Records from a data collection
- - -
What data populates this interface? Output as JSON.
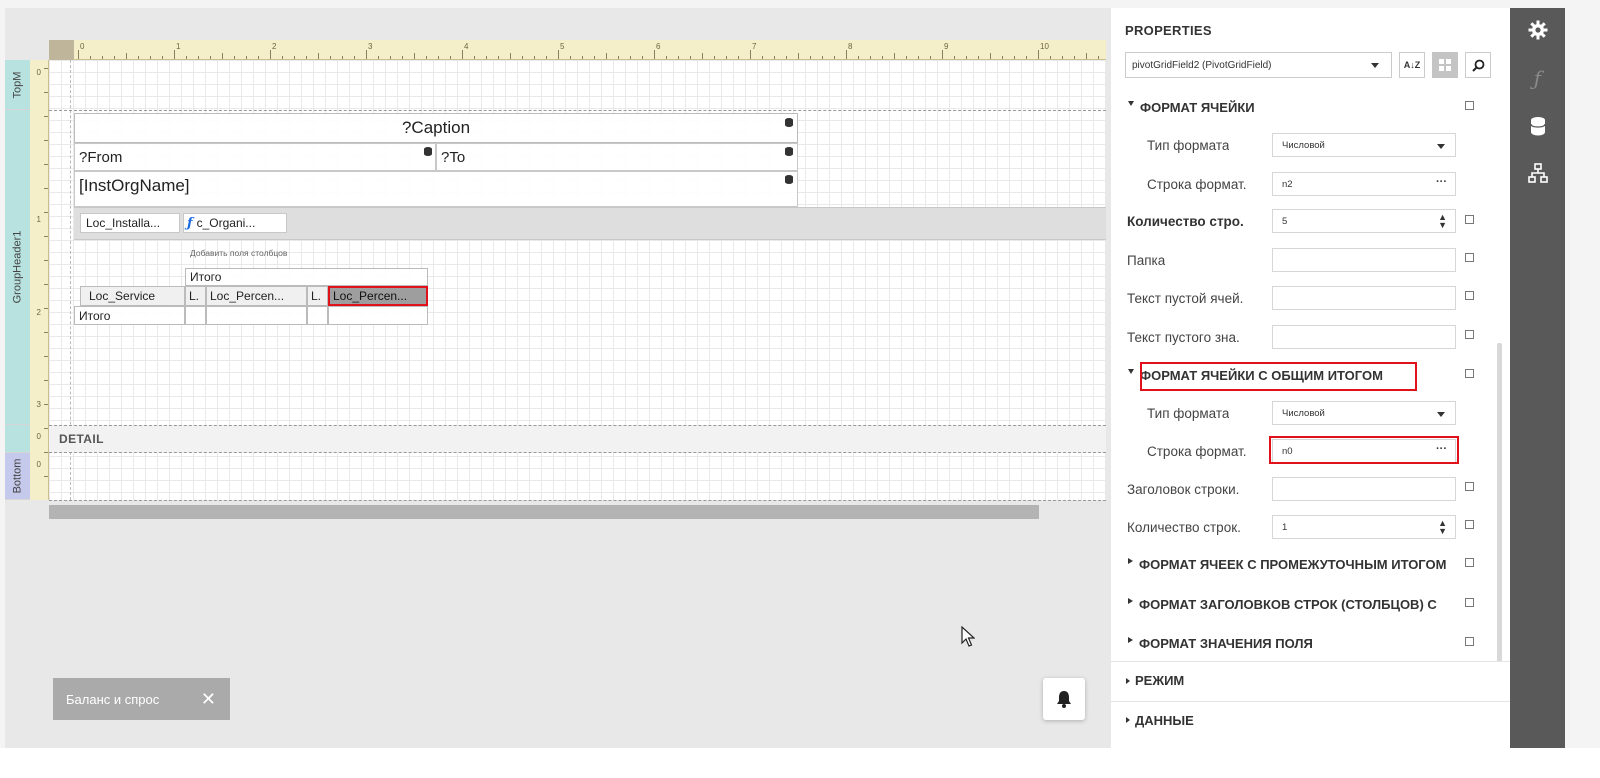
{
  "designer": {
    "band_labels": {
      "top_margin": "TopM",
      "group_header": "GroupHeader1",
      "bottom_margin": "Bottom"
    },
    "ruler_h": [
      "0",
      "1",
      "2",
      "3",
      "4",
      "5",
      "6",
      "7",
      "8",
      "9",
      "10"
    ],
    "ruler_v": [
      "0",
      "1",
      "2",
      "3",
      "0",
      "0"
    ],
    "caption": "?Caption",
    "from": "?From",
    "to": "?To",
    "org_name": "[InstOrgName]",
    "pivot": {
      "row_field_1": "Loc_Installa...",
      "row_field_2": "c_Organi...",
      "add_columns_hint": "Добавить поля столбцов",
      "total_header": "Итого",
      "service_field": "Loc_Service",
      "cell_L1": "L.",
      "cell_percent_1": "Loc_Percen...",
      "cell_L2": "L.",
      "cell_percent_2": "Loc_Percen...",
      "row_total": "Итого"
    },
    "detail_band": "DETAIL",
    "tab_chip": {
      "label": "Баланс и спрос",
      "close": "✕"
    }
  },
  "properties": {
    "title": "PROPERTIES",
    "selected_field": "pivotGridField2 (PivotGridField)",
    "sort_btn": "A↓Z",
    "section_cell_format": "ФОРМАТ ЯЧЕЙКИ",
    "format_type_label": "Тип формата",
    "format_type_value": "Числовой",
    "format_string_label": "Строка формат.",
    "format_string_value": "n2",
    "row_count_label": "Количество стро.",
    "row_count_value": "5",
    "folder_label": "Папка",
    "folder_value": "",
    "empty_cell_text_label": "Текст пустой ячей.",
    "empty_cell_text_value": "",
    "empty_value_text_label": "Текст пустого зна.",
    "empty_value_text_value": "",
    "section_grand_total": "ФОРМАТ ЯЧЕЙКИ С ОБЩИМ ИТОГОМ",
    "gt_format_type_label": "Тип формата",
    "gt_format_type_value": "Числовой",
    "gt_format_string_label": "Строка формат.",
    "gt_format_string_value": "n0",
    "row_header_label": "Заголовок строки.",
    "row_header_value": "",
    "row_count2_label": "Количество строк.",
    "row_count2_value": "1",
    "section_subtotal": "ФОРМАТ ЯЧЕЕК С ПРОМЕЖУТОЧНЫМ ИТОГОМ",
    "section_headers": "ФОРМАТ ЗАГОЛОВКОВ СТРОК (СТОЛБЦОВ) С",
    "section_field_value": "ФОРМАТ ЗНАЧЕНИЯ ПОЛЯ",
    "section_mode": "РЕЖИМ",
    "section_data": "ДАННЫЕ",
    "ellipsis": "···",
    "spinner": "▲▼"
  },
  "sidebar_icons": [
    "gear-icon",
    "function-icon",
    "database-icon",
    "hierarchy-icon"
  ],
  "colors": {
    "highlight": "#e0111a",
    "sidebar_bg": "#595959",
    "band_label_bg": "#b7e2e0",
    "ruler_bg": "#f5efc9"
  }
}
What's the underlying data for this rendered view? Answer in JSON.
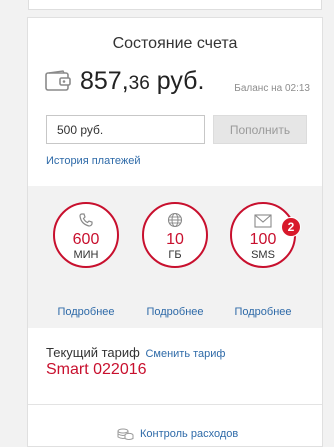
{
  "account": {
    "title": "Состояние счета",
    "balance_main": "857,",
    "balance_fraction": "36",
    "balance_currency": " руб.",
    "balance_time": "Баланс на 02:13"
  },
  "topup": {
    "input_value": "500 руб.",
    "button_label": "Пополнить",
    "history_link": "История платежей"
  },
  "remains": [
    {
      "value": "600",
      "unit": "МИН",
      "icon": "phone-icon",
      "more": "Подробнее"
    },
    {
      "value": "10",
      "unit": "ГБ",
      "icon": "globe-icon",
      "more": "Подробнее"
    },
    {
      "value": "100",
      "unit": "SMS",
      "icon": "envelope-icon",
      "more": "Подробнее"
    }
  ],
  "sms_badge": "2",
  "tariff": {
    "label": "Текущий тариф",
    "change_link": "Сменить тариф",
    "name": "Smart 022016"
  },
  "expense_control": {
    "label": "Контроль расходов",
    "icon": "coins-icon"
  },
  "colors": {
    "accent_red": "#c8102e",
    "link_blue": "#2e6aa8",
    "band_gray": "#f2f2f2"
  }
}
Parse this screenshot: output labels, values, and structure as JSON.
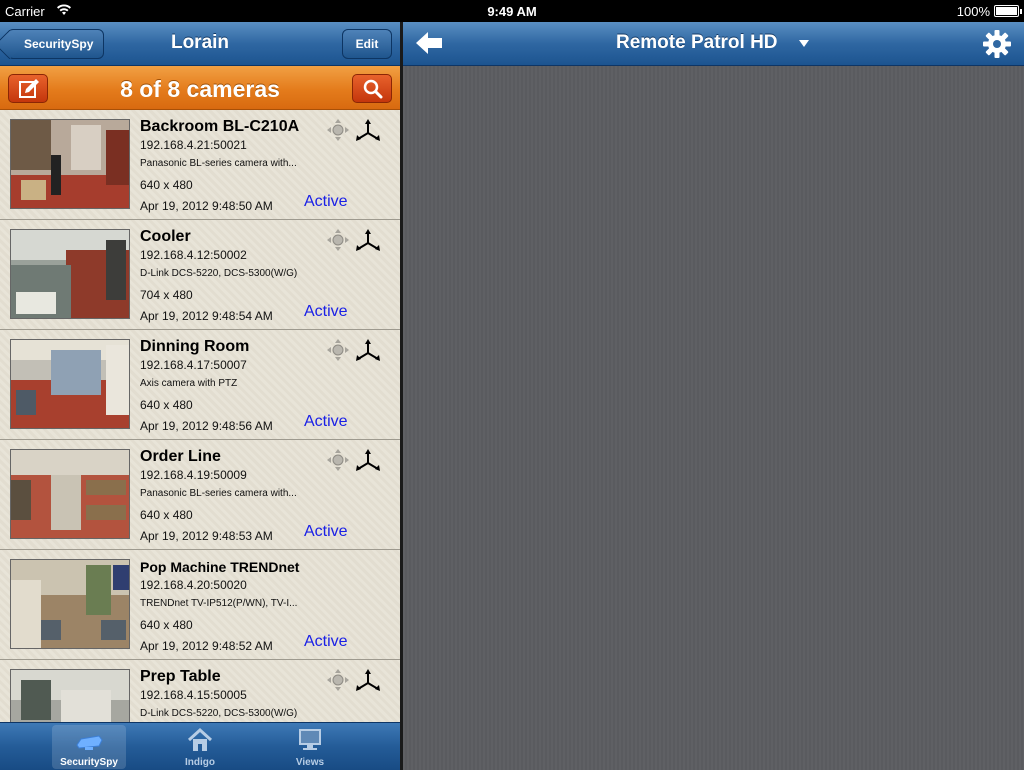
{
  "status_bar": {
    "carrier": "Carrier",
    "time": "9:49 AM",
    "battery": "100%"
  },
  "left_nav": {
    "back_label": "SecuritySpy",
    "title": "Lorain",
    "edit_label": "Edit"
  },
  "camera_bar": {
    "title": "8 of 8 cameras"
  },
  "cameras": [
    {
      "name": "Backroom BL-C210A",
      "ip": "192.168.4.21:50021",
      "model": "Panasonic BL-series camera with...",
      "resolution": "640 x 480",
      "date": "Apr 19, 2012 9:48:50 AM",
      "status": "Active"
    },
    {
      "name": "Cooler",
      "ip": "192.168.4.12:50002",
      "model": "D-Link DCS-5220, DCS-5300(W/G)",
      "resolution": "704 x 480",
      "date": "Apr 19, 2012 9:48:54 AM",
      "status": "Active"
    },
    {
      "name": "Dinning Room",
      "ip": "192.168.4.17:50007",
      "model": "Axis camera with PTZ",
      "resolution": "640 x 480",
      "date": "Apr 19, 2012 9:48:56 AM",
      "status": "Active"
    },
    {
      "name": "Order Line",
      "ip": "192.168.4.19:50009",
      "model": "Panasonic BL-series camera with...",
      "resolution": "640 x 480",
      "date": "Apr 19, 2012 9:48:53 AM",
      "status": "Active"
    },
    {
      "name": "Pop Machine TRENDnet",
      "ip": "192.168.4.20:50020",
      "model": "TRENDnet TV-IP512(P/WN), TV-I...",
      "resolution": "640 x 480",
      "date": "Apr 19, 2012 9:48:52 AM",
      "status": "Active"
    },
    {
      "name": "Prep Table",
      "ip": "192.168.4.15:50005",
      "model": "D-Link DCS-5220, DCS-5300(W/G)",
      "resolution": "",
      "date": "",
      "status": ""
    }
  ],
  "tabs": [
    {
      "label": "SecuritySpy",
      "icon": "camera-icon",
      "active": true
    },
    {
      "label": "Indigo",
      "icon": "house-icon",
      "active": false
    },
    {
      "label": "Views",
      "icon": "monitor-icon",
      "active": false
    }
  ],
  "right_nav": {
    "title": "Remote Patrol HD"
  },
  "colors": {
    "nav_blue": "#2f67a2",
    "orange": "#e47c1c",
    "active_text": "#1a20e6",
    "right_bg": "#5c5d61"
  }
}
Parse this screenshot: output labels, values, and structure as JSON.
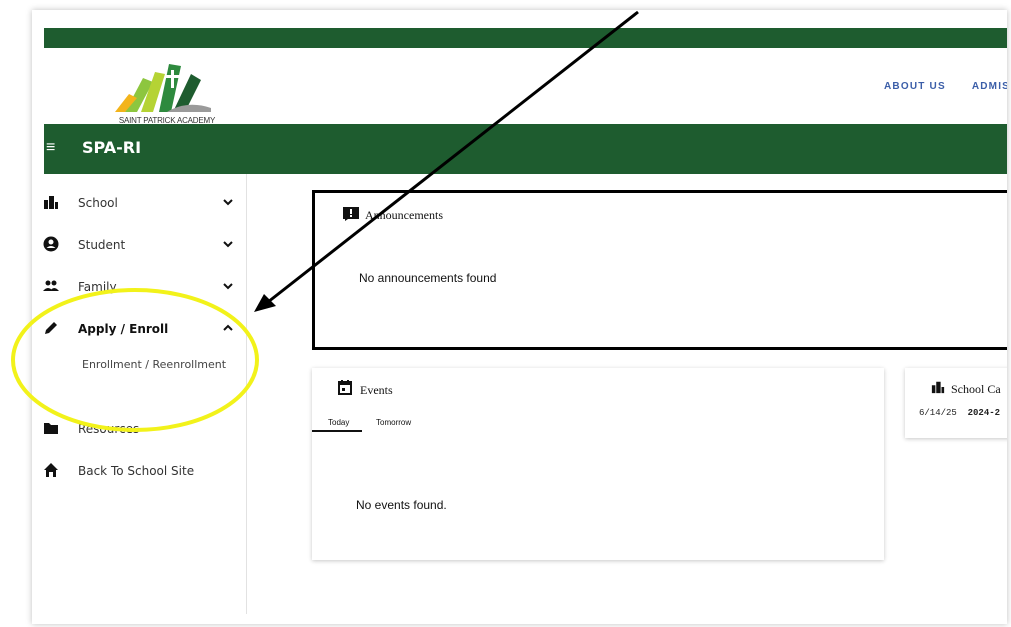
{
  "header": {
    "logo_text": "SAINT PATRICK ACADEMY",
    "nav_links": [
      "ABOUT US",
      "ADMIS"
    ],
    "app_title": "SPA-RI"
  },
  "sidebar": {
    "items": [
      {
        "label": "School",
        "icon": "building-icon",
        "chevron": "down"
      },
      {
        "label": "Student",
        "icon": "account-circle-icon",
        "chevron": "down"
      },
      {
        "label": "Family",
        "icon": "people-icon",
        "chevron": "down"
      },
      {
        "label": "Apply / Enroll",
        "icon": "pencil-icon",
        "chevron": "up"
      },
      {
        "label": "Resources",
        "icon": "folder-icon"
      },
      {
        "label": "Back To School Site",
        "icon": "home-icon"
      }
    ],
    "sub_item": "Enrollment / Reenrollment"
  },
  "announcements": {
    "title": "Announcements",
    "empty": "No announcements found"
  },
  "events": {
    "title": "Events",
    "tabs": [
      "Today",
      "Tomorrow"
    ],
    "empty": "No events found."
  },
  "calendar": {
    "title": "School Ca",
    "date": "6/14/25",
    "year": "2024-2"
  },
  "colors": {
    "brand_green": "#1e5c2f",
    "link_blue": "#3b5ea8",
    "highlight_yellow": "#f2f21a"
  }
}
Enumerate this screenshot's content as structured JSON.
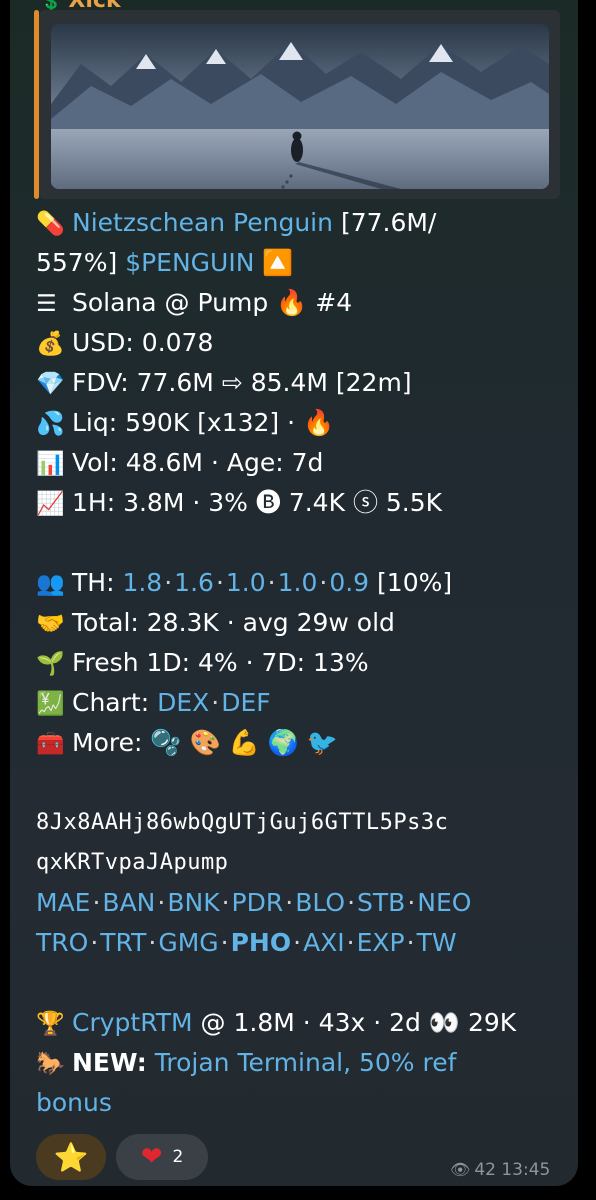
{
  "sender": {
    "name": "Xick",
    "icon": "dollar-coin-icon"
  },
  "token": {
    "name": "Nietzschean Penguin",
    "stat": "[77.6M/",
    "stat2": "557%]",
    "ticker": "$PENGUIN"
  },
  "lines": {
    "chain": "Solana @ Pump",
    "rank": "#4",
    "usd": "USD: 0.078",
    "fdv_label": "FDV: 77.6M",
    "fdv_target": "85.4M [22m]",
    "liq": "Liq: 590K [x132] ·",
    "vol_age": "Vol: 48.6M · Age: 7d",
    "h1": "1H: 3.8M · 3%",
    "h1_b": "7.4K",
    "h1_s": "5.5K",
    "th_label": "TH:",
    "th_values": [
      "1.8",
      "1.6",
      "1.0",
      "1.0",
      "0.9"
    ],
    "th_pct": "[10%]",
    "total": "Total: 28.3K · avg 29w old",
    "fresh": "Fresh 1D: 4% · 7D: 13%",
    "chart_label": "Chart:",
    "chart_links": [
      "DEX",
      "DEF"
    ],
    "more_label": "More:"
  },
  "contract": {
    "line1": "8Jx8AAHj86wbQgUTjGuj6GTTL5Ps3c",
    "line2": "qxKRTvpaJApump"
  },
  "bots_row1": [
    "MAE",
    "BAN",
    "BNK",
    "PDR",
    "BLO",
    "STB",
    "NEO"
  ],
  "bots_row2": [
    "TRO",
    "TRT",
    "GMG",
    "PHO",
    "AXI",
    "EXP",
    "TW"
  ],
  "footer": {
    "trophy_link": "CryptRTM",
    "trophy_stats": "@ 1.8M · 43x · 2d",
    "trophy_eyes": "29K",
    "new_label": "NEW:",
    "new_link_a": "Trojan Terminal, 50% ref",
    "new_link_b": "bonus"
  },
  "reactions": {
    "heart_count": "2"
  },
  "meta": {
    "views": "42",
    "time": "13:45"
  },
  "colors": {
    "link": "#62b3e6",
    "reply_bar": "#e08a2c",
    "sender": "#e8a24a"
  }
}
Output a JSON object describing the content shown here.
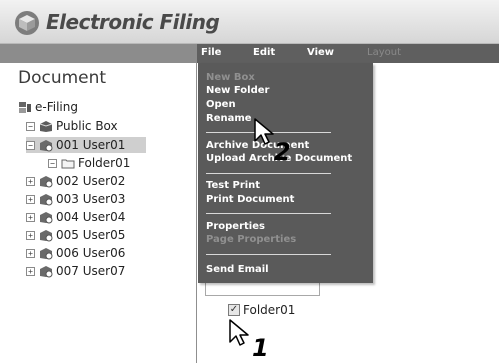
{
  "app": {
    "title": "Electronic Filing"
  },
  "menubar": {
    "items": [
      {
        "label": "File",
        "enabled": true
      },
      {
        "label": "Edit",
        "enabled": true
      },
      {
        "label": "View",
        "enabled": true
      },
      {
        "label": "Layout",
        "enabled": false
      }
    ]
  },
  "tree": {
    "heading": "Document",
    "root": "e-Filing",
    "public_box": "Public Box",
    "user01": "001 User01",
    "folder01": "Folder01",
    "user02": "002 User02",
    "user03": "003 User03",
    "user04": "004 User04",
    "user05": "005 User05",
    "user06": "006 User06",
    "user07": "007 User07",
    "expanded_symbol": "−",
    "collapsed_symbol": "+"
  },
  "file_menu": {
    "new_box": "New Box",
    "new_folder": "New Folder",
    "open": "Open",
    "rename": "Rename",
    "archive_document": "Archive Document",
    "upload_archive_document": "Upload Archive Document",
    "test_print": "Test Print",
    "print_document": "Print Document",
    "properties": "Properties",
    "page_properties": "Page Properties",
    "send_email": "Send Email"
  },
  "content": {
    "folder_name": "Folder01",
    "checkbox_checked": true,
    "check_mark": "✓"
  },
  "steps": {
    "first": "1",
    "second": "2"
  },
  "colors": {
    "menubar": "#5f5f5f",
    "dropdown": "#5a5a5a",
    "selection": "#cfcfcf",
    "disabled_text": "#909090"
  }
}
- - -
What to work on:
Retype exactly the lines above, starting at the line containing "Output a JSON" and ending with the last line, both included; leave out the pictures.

Task response:
Output a JSON object describing the content shown here.
{
  "app": {
    "title": "Electronic Filing"
  },
  "menubar": {
    "items": [
      {
        "label": "File",
        "enabled": true
      },
      {
        "label": "Edit",
        "enabled": true
      },
      {
        "label": "View",
        "enabled": true
      },
      {
        "label": "Layout",
        "enabled": false
      }
    ]
  },
  "tree": {
    "heading": "Document",
    "root": "e-Filing",
    "public_box": "Public Box",
    "user01": "001 User01",
    "folder01": "Folder01",
    "user02": "002 User02",
    "user03": "003 User03",
    "user04": "004 User04",
    "user05": "005 User05",
    "user06": "006 User06",
    "user07": "007 User07",
    "expanded_symbol": "−",
    "collapsed_symbol": "+"
  },
  "file_menu": {
    "new_box": "New Box",
    "new_folder": "New Folder",
    "open": "Open",
    "rename": "Rename",
    "archive_document": "Archive Document",
    "upload_archive_document": "Upload Archive Document",
    "test_print": "Test Print",
    "print_document": "Print Document",
    "properties": "Properties",
    "page_properties": "Page Properties",
    "send_email": "Send Email"
  },
  "content": {
    "folder_name": "Folder01",
    "checkbox_checked": true,
    "check_mark": "✓"
  },
  "steps": {
    "first": "1",
    "second": "2"
  },
  "colors": {
    "menubar": "#5f5f5f",
    "dropdown": "#5a5a5a",
    "selection": "#cfcfcf",
    "disabled_text": "#909090"
  }
}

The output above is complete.